Potential accessories to bring include:

  • Guitar Strings
  • Tuner
  • Cables
  • Picks
  • Headphones (that can plug into an amp)
  • Cleaning Supplies
  • Extra Sticks
  • Music Sheets
  • Pencils
  • Extra Strap

girls playing piano

A Team Spirit 

We have all levels of musicians at our camps from the I’ve-never-touched-an-instrument camper to one who performs at their school’s assemblies. We expect campers to be welcoming and encouraging no matter their level of experience. A band, orchestra, or song is made up of different musicians for a reason – everyone’s sound contributes something different! 

If your child is nervous and is a true beginner, enroll them in our “Rockstar” camp. It’s our beginning-most music camp, and they’ll be around other people with similar knowledge. 

We don’t tolerate any teasing or negative interactions between students in any case camp-wide or in the music program. 

A Great Attitude 

Do us a favor, teach your child the phrase, “It’s not hard; it’s just new.” That will get them through a lot of the unknowns and nerves of starting camp. 

Even as adults, this is a helpful phrase. Think about the last time you started a new job. You knew how to do the tasks you were hired to do – but not in the way your new job wanted them done. 

Or maybe you had to learn new skills – and they weren’t tricky level-wise, but they were new. You knew you were capable, but there was still a learning curve. 

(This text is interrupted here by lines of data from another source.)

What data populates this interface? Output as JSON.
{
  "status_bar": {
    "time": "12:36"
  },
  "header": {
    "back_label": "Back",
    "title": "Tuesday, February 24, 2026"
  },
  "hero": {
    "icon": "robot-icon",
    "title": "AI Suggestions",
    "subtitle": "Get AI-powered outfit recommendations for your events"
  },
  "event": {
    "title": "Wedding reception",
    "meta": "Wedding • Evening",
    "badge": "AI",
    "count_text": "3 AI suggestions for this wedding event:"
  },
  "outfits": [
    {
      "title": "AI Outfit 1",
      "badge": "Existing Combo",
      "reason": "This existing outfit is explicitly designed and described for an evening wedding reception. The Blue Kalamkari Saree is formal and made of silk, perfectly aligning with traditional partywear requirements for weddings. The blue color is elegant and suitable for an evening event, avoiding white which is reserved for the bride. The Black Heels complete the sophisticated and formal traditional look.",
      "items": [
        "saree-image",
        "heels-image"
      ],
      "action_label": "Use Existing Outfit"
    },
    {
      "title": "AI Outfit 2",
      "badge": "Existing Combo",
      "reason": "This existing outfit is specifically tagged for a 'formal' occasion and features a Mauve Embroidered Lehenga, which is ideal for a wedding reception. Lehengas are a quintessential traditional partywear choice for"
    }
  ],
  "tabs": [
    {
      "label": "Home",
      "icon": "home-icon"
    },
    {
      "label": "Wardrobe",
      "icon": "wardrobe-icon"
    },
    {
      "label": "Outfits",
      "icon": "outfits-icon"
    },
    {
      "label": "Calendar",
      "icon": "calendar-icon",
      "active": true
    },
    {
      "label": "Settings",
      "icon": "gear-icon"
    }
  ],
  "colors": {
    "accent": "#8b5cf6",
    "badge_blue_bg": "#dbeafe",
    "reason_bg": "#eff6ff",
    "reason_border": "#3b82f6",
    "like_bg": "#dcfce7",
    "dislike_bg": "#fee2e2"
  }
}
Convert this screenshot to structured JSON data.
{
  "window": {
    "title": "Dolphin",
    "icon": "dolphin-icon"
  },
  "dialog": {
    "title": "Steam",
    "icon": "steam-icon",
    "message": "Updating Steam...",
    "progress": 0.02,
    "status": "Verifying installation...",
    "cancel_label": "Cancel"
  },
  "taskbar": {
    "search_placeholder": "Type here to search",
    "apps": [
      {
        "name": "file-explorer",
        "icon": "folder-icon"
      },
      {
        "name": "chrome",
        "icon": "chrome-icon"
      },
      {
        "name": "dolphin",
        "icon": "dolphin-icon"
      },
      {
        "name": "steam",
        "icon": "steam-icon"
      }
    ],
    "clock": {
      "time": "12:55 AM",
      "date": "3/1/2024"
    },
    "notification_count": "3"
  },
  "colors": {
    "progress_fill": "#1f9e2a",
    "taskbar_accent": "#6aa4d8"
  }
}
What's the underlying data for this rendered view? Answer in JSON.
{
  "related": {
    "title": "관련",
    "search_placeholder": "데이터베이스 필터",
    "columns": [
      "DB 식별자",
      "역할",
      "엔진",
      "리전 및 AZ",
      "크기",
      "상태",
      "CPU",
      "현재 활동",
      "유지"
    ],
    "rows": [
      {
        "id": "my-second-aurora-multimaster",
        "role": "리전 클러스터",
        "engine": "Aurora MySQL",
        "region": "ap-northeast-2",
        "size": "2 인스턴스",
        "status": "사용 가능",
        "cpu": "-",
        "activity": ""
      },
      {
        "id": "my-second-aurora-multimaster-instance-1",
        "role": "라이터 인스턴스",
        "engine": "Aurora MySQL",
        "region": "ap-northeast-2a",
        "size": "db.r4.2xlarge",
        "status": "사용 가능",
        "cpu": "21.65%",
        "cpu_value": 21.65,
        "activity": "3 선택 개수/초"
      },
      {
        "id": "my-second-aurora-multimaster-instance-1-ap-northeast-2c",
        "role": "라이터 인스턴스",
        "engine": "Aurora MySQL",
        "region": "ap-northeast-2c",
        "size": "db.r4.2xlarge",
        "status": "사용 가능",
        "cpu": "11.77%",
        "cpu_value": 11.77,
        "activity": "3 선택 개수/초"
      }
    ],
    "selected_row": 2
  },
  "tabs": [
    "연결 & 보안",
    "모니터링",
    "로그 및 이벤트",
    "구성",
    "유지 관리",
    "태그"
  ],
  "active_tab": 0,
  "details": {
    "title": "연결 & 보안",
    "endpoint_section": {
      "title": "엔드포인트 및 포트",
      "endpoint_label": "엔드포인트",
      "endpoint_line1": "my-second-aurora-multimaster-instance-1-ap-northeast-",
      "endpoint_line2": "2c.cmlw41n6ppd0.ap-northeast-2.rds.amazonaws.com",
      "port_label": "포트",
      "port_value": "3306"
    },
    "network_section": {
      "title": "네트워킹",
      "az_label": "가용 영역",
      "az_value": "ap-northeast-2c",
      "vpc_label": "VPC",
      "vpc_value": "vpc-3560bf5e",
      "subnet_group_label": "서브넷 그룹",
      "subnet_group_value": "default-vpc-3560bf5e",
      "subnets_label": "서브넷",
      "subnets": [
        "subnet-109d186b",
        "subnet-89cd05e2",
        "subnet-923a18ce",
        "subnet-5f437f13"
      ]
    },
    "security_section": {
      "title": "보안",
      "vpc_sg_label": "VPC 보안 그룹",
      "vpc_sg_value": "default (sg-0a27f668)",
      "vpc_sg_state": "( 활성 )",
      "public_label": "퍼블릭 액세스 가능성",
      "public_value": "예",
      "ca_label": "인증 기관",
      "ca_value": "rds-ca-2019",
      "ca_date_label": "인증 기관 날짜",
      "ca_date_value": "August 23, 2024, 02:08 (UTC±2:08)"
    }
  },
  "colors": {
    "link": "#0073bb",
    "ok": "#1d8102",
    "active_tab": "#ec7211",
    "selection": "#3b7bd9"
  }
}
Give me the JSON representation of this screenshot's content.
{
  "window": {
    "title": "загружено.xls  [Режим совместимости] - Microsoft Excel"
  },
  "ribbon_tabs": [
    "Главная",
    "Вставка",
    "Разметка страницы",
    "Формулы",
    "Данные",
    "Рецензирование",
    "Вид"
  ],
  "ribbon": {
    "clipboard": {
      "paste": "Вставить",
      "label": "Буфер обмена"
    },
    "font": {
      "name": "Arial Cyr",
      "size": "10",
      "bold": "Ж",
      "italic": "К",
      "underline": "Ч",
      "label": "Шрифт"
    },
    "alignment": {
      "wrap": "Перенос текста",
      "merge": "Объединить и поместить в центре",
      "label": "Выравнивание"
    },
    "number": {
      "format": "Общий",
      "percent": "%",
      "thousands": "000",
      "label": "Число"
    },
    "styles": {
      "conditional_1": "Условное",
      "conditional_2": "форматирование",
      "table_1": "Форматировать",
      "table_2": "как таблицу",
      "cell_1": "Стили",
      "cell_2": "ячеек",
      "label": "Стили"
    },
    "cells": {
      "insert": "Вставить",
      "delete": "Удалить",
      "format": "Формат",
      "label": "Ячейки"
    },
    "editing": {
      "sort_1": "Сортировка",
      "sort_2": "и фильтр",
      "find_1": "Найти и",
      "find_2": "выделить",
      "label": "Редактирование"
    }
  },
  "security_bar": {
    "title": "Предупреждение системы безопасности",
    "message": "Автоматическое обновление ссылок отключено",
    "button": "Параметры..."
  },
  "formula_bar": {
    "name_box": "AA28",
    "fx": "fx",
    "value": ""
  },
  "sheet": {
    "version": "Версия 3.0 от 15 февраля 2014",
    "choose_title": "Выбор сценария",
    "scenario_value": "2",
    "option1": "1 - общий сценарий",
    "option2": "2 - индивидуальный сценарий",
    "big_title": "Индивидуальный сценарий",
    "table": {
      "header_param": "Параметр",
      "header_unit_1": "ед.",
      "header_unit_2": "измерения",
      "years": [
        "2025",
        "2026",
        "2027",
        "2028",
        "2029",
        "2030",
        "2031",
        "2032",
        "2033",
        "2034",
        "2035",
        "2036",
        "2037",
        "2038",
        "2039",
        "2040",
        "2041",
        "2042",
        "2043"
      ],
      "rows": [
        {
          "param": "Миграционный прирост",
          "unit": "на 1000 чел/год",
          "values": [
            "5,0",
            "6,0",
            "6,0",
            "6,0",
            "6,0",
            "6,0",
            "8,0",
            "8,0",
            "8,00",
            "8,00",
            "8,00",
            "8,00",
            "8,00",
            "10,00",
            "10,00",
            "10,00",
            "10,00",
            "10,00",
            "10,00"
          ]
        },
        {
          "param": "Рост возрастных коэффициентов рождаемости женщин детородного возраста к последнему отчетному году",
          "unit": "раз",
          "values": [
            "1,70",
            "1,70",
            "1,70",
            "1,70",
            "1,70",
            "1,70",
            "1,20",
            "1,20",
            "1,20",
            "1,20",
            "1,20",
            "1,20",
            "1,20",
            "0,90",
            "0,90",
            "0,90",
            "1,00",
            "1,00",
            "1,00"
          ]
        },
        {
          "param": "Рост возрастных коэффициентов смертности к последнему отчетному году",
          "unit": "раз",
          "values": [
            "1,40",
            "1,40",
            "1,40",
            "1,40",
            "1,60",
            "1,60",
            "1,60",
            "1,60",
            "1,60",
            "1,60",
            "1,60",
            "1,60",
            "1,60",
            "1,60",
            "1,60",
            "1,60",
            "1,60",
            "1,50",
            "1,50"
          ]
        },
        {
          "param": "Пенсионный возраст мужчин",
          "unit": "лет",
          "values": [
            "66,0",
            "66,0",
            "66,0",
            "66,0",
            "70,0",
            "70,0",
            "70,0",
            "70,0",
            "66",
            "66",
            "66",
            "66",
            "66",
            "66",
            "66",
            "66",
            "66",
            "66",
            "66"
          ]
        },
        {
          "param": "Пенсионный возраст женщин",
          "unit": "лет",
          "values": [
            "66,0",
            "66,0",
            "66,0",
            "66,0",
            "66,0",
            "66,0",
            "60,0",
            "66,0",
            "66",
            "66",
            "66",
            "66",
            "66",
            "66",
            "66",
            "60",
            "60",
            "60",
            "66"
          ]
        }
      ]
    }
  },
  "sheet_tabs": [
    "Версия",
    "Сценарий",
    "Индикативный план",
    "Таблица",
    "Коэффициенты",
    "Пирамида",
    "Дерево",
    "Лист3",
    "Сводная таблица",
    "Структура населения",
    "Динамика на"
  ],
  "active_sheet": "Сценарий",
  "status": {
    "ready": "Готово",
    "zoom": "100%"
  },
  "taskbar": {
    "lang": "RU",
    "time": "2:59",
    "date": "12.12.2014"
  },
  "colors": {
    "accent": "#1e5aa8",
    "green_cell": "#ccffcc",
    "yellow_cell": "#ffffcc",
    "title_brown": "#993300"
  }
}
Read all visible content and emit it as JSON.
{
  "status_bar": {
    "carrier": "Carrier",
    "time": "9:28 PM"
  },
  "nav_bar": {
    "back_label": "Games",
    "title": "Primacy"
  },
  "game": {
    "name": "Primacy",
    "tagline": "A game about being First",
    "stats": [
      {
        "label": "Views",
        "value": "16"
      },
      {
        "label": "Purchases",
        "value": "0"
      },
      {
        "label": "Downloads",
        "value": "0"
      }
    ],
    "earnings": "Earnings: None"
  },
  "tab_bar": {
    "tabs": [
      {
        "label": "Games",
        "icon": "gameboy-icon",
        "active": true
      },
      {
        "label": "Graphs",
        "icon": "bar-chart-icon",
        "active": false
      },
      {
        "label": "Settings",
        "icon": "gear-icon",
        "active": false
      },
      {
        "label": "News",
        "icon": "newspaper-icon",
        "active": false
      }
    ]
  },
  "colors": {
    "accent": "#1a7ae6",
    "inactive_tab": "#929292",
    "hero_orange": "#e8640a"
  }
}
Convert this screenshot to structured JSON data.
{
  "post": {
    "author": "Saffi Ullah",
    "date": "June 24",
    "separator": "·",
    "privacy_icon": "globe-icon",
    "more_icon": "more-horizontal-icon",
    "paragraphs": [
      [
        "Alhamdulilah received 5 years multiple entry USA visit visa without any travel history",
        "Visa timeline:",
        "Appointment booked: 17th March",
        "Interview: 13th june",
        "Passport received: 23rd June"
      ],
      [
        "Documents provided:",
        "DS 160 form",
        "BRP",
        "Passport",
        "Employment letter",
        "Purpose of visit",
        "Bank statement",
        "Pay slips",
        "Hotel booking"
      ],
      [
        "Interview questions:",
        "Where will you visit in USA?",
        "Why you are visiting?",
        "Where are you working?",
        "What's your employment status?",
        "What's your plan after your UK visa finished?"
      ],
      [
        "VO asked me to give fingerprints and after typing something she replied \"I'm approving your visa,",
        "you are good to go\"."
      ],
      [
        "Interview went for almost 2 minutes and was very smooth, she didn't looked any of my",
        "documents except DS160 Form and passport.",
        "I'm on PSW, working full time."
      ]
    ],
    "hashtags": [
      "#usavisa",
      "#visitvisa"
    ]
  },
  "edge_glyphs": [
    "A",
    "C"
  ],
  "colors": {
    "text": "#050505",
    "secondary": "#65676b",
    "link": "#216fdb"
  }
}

That’s the difference between hard and new: the actual difficulty of the task, minus the learning period. 

Some things are hard, we’re not trying to undercut that, but teaching your child the difference between new and hard will help them for the rest of their life! 

A Willingness to Collaborate 

Part of the fun of music camp is that your camper will work together with other campersIt just makes sense to have these individuals interact. Otherwise, what fun is having a bunch of musically minded people together if no one makes a band? 

Who knows? Maybe the next Beatles or Rolling Stones will be founded this summer, at our camp! We can discuss royalties later. 

Our Pali-Packing Basics 

This list is in addition to our camp packing list, which includes things like socks, underwear, shorts and t-shirts, and the all-important (and always forgotten) toothbrush. 

Don’t forget to look all the way through the list – accessories, and specialty-specific items (not the ones in this post) are at the end. 

What to Bring to Music Camp

When you’re sending your child to music camp, have them bring the instrument they know how to play, or just themselves. We have enough instruments here for those who can’t travel or those who haven’t found their musical calling yet. 

As long as they bring their willingness to learn, their collaborative spirit, and their kind nature – they should be good to go!